Algernon Cadwallader - Parrot Flies (Cover Artwork)

Algernon Cadwallader

Parrot Flies (2011)

Be Happy!

"Interesting indeed..." is what came to mind while quietly jamming the new LP from twinkly emo revivalists, Algernon Cadwallader. Their self-released new album is called Parrot Flies, and I just love the South Park-style paper cutout of the parrot on the front. Something is really stirring in Philadelphia because so much great music is coming from there these days. Music in the veins of Midwest '90s emo.

I made the mistake of missing them on their current tour of the States when I found out they booked a show in Oklahoma, but on a different day from what I thought. No matter, no matter; it's all good. What makes up for it is this set of wonderful tunes, sure to make the summer here less crappy than usual for a 26-year-old like me. Track one, titled "Springing Leaks", has a quick 1-2 second instrumental strum that instantly reminds me of American Football's "Never Meant". It then proceeds to move forward with very nice, loopy guitars of twinkle bits and precise, mathy drumming provided by the Tank. Lead singer Peter Helmis still has the Kinsella-esque voice, but it never tires out for me. I still love it, and since Cap n'Jazz aren't making anything new as of late (who knows...), this sits well with me. His bass playing really adds to the overall sound, and since they have become a three-piece, it's even more important. Joe's guitars, besides making sweet notes, get to bleed out a little bit and show off their crunchiness. Yes, they've moved onto the more "indie" side of things and I can't help but think of Sonic Youth or Dinosaur Jr. as the last few seconds of "Springing Leaks" end.

Title track "Parrot Flies" is a stunner, and one of the many highlights. I love the mood and flowing motions of the guitars, which should make the listener glad to be along on the journey. Another highlight is "Chewed Up and Spit Out (In a Bowl)", which, in its short length, manages to become a catchy number with a nice change-up and glossy shine. And then there's the final track, "Cruisin'", that becomes the endcap to this experience, as the guitars gently fade away and I'm left wanting more.
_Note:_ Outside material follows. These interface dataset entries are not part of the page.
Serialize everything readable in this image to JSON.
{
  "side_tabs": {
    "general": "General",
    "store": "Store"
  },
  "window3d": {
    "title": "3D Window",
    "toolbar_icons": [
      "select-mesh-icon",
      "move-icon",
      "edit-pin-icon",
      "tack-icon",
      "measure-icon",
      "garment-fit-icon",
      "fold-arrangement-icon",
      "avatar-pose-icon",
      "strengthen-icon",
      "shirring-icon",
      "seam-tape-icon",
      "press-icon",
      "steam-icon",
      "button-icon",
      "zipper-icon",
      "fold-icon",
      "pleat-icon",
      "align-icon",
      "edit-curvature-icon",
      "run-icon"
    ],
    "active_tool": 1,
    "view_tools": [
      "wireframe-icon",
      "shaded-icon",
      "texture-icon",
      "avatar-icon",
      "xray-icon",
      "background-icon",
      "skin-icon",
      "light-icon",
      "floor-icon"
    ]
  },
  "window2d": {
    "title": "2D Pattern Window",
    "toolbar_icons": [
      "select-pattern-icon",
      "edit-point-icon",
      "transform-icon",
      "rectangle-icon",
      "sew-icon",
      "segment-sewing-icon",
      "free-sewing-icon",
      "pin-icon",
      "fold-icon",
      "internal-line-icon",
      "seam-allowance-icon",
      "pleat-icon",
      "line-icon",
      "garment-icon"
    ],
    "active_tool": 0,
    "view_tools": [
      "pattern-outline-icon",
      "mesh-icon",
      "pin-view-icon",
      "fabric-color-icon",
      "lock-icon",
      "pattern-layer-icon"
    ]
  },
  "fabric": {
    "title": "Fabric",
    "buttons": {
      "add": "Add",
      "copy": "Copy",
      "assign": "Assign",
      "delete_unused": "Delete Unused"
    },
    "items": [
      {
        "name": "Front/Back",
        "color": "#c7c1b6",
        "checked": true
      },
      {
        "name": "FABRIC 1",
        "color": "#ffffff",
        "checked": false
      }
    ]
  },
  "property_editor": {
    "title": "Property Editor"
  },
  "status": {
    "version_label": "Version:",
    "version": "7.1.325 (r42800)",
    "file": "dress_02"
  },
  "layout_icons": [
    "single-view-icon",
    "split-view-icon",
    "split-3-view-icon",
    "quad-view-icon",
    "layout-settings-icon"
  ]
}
I believe the gap between their immediate influences has hit its mark. If you listen carefully, you can hear the delicate care it took to make each note and each pitch the right amount, and how the overall flow is more up-tempo and less downstream. There is a raw quality that is noticeable, and I will agree that it probably comes from their desire to be self-contained when the recording sessions went down. Reading their blog for a little while, I knew that the work they were doing was going to personal, and yet special. The question of sophomore slump (If there ever could be one...) came about me often. Without a doubt, Algernon Cadwallader have done better than I could have hoped, and this new album proves that. Sorry, but I can't find anything wrong with this. Dig it...